Now we can turn towards Sloth and Torpor. It is generally associated with sleepiness but it can also feel like boredom, dullness, haziness and fantasy. It comes from the need for stimulation. We live with constant stimulus so the minute we stop or slow down, the mind falls into the fuzzy spectrum. This is the same process we talked about in last month’s post on Restlessness. Sloth and Torpor starts with boredom and dullness. The mind looses interest in the breath or present moment in meditation. The moment seems dull, uninteresting; a waste of time. The thinking mind then moves away to something more pleasurable – sleeping and/or day dreaming. The more we practice, the stronger our awareness becomes and the more we notice this sleeping and day dreaming which brings with it judgment about meditation, how “good” we are at it and whether its worth the trouble.
The very act of meditating, however, sets this process in motion because meditation brings the body to stillness and focusing on the breath diminishes stimulation – together they are a recipe for sleepiness, fantasy, boredom and dullness.

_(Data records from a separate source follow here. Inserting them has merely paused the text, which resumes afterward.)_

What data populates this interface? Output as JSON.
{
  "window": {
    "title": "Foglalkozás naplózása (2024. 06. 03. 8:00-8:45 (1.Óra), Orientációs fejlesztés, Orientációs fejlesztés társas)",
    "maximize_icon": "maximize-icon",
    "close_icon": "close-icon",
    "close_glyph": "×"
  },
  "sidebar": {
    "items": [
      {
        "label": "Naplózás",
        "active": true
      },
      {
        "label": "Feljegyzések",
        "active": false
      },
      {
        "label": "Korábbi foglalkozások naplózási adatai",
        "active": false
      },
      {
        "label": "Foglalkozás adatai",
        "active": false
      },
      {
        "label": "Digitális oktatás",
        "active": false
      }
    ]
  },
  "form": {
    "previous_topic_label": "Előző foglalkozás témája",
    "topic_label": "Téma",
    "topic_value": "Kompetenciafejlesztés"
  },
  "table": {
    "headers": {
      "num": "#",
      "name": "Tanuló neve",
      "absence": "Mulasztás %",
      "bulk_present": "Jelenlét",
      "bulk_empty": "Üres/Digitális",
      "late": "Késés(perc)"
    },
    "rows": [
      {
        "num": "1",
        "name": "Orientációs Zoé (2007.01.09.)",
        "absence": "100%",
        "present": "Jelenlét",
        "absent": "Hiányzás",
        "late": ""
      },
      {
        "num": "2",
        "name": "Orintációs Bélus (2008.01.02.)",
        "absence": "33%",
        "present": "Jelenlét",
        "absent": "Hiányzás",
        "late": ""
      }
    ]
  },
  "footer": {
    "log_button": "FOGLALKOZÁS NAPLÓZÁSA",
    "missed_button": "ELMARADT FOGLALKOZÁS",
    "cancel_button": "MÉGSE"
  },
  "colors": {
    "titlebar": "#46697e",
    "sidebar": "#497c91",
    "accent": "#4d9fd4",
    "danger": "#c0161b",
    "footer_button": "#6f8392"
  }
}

Basically, the grasping mind (which is always seeking out pleasure) mistakenly thinks nothing is happening and seeks pleasure is sleep and fantasy. The sleepiness and fantasy associated with meditation is so pleasant. It is only when we become aware of it that it becomes unpleasant. And that unpleasantness is associated with our judgment about the sleepiness or fantasy. The trick is to see that all of this is judgment about the moment.
On the other hand, if we hold meditation as being solely about balancing energy we would see it as a balance between alertness and tranquility. This is the flip side (or bodily side) of Restlessness and Sloth and Torpor. Without sufficient alertness or interest, our grasping mind’s judgment of low energy turns into Sloth and Torpor. Without sufficient calmness or peace with whatever is present, our grasping mind’s judgment of high energy turns into Restlessness.
The truly remarkable thing about working with Sloth and Torpor comes from learning to stay present when we think “nothing is happening”. The direct experience of genuine joy, peace and contentment is quite subtle. It is not the same experience as with joy, peace and contentment that comes when our outer world is going right or working out in our favor. Often what we call sleepiness is the grasping mind’s misunderstanding of this subtle energy and it’s habitual impulse to move away from it. Genuine joy, peace and contentment does not need stimulus. It does not need to be generated at all. It is always present but it is subtle and below the superficial level of the grasping mind. When we meditate, we are learning to access this subtle level of energy. You can think of this practice as learning the art; the skill; or the wisdom of how to access the direct experience of this subtle level of energy, to see the value in it and to be able to abide there, rather than follow the reactivity of the grasping mind.
This is what we are going to talk about this month. Come join us…